“He was a great guy. He was one of the guys that always did things the right way,” DeRuggerio said. “You could count on him. He was sort of quiet, but you knew he would be there for you. He would do anything for you.
“I didn’t know him really well. He hadn’t been there long, but I knew him well enough to like him. Everybody liked him.”
Stroud had been in Vietnam for about six weeks when his wife in Garner got a call from her sister, who said to hurry home because some men from the Army were there.
A young lieutenant delivered the news: Stroud had been listed as missing in action.

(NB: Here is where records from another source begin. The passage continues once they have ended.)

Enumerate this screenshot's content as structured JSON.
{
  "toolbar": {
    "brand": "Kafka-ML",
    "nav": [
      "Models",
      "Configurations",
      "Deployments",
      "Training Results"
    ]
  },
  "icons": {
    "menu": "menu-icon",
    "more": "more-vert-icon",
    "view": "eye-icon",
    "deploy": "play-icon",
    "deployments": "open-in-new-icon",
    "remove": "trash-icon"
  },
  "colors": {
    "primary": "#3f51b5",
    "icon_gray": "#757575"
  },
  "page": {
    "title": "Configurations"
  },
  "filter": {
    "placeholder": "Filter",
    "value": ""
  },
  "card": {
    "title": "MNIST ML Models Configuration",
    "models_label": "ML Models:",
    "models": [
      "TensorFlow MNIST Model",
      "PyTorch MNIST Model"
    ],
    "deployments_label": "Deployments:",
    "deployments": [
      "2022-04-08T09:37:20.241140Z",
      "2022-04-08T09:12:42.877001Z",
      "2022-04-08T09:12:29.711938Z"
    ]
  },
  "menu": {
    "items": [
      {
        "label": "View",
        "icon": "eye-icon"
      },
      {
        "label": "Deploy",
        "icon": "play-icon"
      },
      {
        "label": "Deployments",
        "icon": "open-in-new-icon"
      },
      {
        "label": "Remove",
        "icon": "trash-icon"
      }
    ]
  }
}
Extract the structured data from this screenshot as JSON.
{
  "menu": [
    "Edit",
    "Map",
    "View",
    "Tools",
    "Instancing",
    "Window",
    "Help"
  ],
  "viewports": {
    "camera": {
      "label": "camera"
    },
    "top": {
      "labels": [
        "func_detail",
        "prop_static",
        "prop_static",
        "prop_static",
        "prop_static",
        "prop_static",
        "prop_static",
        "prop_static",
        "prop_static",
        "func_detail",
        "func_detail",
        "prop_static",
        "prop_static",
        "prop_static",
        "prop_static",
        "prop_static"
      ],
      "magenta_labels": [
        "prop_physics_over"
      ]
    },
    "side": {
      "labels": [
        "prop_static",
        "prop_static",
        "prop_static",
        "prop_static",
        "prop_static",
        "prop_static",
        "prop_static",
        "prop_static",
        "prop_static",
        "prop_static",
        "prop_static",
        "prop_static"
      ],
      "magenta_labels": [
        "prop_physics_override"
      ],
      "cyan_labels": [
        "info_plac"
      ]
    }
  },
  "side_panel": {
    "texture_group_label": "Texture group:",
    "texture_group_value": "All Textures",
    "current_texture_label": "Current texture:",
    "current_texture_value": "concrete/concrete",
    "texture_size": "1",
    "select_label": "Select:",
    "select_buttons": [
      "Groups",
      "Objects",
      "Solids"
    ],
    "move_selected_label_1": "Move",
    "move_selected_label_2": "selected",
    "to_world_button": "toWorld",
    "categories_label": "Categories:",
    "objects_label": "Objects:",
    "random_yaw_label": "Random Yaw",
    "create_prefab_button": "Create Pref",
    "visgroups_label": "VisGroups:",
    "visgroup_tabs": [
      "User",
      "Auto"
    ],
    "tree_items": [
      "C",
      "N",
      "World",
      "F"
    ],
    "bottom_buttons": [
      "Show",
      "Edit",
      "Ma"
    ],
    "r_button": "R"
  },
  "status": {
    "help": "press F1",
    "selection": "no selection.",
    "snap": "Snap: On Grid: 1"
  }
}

“I went a little crazy,” Burnette Stroud recalled. “I yelled at those men. I was belligerent. I was screaming and crying. I kept asking the lieutenant why he got to stay home while there was a war going on. Why was he here and my husband was dead? I completely lost it.
“I told them that I would not believe my husband was dead until they put his wedding band in my hand.”

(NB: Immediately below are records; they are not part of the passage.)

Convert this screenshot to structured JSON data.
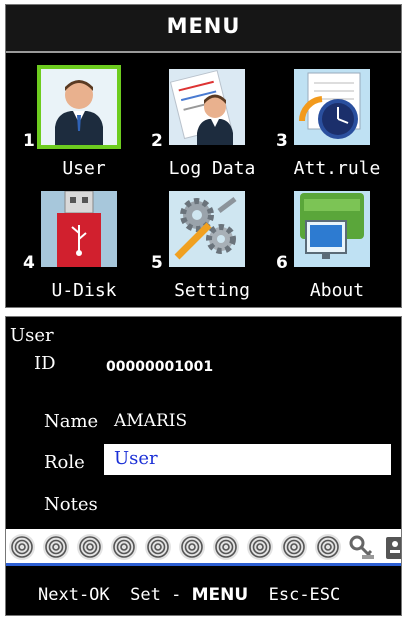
{
  "menu": {
    "title": "MENU",
    "items": [
      {
        "num": "1",
        "label": "User",
        "icon": "user-icon"
      },
      {
        "num": "2",
        "label": "Log Data",
        "icon": "log-data-icon"
      },
      {
        "num": "3",
        "label": "Att.rule",
        "icon": "attendance-rule-icon"
      },
      {
        "num": "4",
        "label": "U-Disk",
        "icon": "usb-disk-icon"
      },
      {
        "num": "5",
        "label": "Setting",
        "icon": "settings-gears-icon"
      },
      {
        "num": "6",
        "label": "About",
        "icon": "about-fingerprint-icon"
      }
    ],
    "selected_index": 0
  },
  "user_form": {
    "header": "User",
    "id_label": "ID",
    "id_value": "00000001001",
    "name_label": "Name",
    "name_value": "AMARIS",
    "role_label": "Role",
    "role_value": "User",
    "notes_label": "Notes",
    "fingerprint_slots": 10,
    "extra_icons": [
      "password-key-icon",
      "card-icon"
    ],
    "footer": {
      "next": "Next-OK",
      "set_prefix": "Set - ",
      "set_key": "MENU",
      "esc": "Esc-ESC"
    }
  },
  "colors": {
    "selection": "#6dcc1f",
    "role_text": "#1a2fd6",
    "divider": "#2d5fd3"
  }
}
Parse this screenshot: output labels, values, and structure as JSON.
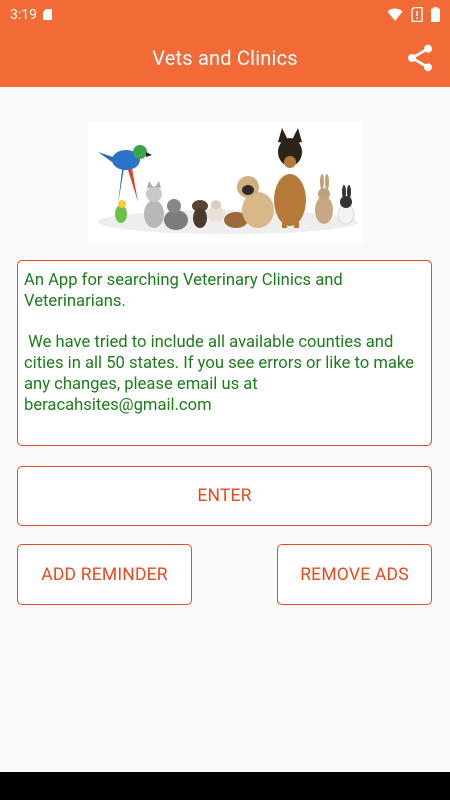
{
  "status_bar": {
    "time": "3:19",
    "icons": [
      "sd-card-icon",
      "wifi-icon",
      "no-sim-icon",
      "battery-icon"
    ]
  },
  "app_bar": {
    "title": "Vets and Clinics",
    "share_icon": "share-icon"
  },
  "hero_image": {
    "description_icon": "pets-banner-image"
  },
  "description": {
    "text": "An App for searching Veterinary Clinics and Veterinarians.\n\n We have tried to include all available counties and cities in all 50 states. If you see errors or like to make any changes, please email us at beracahsites@gmail.com"
  },
  "buttons": {
    "enter": "ENTER",
    "add_reminder": "ADD REMINDER",
    "remove_ads": "REMOVE ADS"
  },
  "colors": {
    "primary": "#f26a36",
    "accent": "#e8491d",
    "text_green": "#1c7d1c",
    "background": "#fafafa"
  }
}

Within 48 hours, the men returned with her husband’s ring.
There were few details at first about Stroud’s death, and through the years she heard various versions.
The official report says Stroud was recovering a comrade’s body in the Lam Dong Province of South Vietnam on June 17, 1968, when he stepped on a land mine. He was killed by multiple fragmentation wounds.
The men who were with him say Stroud was blasted by a grenade and was shot. He had moved up to the front to set up a machine gun and may have moved from behind cover to retrieve a comrade’s body.
The unit was badly out-numbered and was hit by machine gun, grenade and rifle fire as it attempted a flanking maneuver against a North Vietnamese army base.
“You could tell by the sound of the weapons that they were American weapons,” said Lee Stuart, who helped man a machine gun with Stroud. “During every lull in the firing, I would yell, ‘Cease fire. Cease fire. We are Americans.’ ”
The soldiers believed they were mistakenly being fired upon by American troops. They did not know the North Vietnamese forces had captured American weapons from a South Vietnamese storage facility.
Stuart said a grenade from an M79 grenade launcher claimed the first of the seven Americans killed that day. Every man in the platoon was killed or wounded and after the paratroopers started pulling back, DeRuggiero noticed three wounded Americans, including Stroud, were being left behind.
He said he ran to the men and dove behind a large ant hill.
“I pulled Stroud behind the ant hill and tried to give him first aid,” DeRuggerio said. “I couldn’t get any air into him. ... He died at my knees. He was whispering for his family.”
DeRuggiero, who spent 32 years in the military before becoming a Defense Department contractor flying helicopters in Afghanistan, was awarded a Silver Star for his actions that day.
‘Because he loved us’
The Army advised Burnette Stroud to not open her husband’s coffin.
“I wanted to remember him alive, not dead,” she said.
Burnette Stroud stayed in Garner for less than six months after her husband’s death. There were too many memories, too many unfulfilled hopes.
She moved to Memphis and began a career at Federal Express. She retired as a manager and returned to Garner in 2010.
She said Stroud was the love of her life. Years after his death, she learned that her husband had not been drafted.
He volunteered, because he thought joining the service was the best way to help his family.
“It was the G.I. Bill. He joined because he loved us and wanted to provide for (us),” Burnette Stroud said. “He proved that he would do anything for his family.”